Report every line of the data where the string "proses" appears.

Items from a data source:
····················

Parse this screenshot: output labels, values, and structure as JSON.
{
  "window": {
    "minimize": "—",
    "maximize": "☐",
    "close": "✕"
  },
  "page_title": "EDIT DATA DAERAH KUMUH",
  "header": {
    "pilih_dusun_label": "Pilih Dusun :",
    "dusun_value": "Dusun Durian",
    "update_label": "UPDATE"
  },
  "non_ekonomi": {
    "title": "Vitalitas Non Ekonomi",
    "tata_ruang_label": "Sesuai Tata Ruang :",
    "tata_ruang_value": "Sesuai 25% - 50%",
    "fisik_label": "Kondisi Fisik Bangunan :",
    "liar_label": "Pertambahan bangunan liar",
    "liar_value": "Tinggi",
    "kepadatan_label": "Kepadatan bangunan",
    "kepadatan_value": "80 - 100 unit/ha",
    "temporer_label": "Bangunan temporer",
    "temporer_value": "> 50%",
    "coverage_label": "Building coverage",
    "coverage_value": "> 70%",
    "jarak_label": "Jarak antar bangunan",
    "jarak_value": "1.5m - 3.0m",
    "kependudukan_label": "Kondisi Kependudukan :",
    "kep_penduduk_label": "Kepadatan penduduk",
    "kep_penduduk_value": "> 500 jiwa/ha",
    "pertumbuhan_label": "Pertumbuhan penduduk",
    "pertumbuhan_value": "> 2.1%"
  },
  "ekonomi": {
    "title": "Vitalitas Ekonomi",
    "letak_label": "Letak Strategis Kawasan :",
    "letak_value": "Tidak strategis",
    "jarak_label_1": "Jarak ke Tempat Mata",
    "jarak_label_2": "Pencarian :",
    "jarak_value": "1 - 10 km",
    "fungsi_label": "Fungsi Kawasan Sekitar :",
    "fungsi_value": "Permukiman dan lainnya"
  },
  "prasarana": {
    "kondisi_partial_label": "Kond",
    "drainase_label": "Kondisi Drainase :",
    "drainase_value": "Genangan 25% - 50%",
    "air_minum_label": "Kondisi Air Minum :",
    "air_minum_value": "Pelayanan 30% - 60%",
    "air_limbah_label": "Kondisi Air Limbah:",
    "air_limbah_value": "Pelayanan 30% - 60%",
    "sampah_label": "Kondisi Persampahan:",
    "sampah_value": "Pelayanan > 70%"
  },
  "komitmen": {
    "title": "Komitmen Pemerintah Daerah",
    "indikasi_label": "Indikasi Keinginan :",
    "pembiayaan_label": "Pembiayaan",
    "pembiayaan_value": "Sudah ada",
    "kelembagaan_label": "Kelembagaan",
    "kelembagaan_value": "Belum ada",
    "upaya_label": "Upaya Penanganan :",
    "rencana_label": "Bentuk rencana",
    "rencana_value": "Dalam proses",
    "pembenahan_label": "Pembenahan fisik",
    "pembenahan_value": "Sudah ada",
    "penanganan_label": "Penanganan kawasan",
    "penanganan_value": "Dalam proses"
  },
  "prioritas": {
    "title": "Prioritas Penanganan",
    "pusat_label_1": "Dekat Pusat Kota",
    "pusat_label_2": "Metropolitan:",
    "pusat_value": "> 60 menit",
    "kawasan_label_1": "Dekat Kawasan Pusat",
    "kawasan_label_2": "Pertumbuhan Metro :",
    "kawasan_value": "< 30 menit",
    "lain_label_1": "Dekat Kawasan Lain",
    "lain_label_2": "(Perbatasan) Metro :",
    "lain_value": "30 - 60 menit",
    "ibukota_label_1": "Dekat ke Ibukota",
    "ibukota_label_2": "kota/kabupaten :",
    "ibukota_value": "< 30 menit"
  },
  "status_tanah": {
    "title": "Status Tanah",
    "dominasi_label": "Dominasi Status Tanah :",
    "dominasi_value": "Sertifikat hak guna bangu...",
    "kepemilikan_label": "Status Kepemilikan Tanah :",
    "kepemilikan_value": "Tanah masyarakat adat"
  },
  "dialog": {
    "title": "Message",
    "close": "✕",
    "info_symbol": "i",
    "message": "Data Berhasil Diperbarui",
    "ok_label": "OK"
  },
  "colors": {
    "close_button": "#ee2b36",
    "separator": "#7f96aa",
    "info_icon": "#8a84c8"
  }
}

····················

WORKED SOLUTION:
    "rencana_value": "Dalam proses",
    "penanganan_value": "Dalam proses"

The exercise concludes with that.